You are passing a function to test each pixel. It is likely that the JS engine will inline that function if it is not too complex, but it is still not ideal. Passing the same colour every call is also unneeded overhead

You do not give much detail on what that function does apart from you are checking for high or low values. You will get some improvement if you manually inline the test. It will mean a few more copies of the whole test function, but that is the cost of performance.

Words, bytes, and bits

Again it is unclear what the conditional is but using some bit wise math you can test all 4 channels in 1 operation.

First map a 32 bit array to the pixel data using a typed array Uint32Array

 const pix32 = new Uint32Array(ctx.getImageData(0, 0, width, height).data.buffer);

Now you read a pixel at a time as a 32bit unsigned word (Number).

Say for example you want to test if a pixel has an alpha value of 128 or higher

 if (pix32[idx] & 0x80000000) { // alpha >= 128

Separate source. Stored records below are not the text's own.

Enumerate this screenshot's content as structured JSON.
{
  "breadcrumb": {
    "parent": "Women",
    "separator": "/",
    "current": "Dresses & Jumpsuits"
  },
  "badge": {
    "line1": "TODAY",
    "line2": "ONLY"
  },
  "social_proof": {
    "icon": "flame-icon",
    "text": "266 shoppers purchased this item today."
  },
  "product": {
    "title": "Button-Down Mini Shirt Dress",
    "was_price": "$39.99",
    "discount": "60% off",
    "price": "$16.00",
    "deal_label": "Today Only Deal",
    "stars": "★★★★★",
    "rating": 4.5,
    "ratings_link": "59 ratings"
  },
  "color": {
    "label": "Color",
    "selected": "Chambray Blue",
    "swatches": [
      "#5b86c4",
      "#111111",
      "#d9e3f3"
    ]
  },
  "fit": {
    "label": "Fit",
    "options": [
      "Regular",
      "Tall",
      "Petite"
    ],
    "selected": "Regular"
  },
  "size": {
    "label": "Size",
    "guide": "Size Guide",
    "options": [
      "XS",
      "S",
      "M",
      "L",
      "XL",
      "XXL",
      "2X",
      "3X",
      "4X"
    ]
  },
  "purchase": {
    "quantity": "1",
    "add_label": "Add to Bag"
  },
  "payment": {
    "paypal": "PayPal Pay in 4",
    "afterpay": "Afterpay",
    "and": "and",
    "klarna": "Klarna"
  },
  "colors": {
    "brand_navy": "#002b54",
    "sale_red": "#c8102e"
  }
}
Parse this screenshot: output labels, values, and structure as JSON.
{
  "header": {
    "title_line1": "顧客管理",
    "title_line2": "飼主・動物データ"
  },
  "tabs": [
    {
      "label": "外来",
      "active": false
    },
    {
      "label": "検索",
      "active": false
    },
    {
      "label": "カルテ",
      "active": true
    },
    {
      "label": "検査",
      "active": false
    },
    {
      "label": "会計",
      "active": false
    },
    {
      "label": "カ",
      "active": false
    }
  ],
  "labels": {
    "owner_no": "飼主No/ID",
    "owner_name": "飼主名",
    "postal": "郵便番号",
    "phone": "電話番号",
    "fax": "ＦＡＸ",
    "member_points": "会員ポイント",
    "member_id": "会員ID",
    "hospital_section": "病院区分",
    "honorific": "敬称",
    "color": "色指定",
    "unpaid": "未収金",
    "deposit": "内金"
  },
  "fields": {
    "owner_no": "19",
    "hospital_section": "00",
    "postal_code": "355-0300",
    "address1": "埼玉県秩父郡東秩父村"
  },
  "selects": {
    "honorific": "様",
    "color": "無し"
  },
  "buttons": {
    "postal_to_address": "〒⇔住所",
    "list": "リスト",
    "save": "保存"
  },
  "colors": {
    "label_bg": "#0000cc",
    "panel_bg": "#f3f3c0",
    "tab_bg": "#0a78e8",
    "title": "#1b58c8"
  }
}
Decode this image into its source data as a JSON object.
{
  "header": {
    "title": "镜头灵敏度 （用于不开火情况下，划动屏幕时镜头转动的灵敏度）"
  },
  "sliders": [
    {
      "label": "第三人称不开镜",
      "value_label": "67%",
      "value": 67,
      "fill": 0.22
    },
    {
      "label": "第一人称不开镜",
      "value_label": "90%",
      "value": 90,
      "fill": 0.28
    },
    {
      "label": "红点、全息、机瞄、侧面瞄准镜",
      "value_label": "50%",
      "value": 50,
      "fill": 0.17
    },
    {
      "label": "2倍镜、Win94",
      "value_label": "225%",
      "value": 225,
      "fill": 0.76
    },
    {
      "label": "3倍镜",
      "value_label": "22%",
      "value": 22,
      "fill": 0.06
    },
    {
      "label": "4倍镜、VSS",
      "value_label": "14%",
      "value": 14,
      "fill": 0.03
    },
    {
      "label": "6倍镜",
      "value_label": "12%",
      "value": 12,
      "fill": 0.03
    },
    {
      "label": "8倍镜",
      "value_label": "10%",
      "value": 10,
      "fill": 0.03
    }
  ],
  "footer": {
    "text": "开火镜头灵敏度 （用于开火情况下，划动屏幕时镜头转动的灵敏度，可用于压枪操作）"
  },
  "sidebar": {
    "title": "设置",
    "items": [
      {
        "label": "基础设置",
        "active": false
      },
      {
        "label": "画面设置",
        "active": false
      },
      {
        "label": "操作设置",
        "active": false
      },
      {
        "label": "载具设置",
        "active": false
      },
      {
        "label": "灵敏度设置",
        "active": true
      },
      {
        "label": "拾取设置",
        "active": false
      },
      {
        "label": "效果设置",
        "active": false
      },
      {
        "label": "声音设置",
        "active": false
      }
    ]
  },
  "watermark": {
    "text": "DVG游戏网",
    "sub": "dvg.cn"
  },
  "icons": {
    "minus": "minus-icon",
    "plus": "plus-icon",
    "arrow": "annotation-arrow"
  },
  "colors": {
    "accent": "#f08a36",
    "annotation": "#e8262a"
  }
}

Or check if red is within a range 64 to 128

 if ((pix32[idx] & 0xC0) === 0x40) { // red >= 64 && red < 128

Or for a specific colour

 if ((pix32[idx] & 0xFFFF00) === 0xFFFF00) { pixel with any alpha and color cyan
 if ((pix32[idx] & 0xFFFF00) === 0xFF0000) { pixel with any alpha and color blue
 if ((pix32[idx] & 0xFFFF) === 0xFFFF) { pixel with any alpha and color Yellow
 if ((pix32[idx] & 0xFFFFFF) === 0xFFFFFF) { pixel with any alpha and color White

You will not have the fine control of boolean logic, but it will be way faster.

(NOTE most CPU will have the channels in reverse order Alpha, Blue, Green, Red. little-endian)

More speed?

Next step would be a web worker. You can have 4 concurrent workers each checking a size.

These types of problem can have solutions that give huge performance increases when the big picture is incorporated into the code. Without knowing why you are processing these images, what rendered them, their quality and how dynamic the changes are there is not much more I can give apart from an example brute force solution implementing the points in this answer.

Example

The example is not for the faint of heart and is not to spec as this version only handles bit masked conditions. it is however fast processing an image the size of your example image in under 1ms and is around 4 times faster than the accepted answer, and 100s of times faster than your original.

As there is already an accepted answer I did not bother going into fine detail to match your spec.

// example call canvas has context as property 
canvas.ctx = canvas.getContext("2d");
getEdges(canvas, 0xFC); // find bounds for red channel value > 3
getEdges(canvas, 0xF000); // find bounds for green channel value > 15


function getEdges(img, mask, result = {}) {
    const w = img.width, h = img.height;
    var top, bot, idx = 0;
    const D32 = new Uint32Array(img.ctx.getImageData(0, 0, w, h).data.buffer);
    const pixelCount = D32.length;

    while (idx < pixelCount) {  // find top
        if (D32[idx++] && mask) { 
            result.top = top = (idx - 1) / w | 0; 
            break;
        }
    }
    if (idx < pixelCount) {  // continue only if pixels found 
        idx = pixelCount;
        while (idx--) {  // find bottom
            if (D32[idx] && mask) { 
                result.bot = bot = idx / w | 0; 
                break;
            }
        }    
        top *= w;  // side checks only between top and bottom found bounds
        bot *= w;
        const len = bot - top - 1;
        idx = top;  // start top left scans down and across
        while (true) {
            if (D32[idx] && mask) { 
                result.left = idx % w;
                break;
            }
            ++idx > bot && (idx -= len); // move to top and one right
        }
        idx = bot + w - 1;  // start bottom right scans up and left
        while (true) {
            if (D32[idx] && mask) { 
                result.right = idx % w;
                break;
            }
            --idx < bot && (idx += len); // move to bot and one left
        }
    }
    return result;
}
\$\endgroup\$

Your Answer

By clicking “Post Your Answer”, you agree to our terms of service, privacy policy and cookie policy

Not the answer you're looking for? Browse other questions tagged or ask your own question.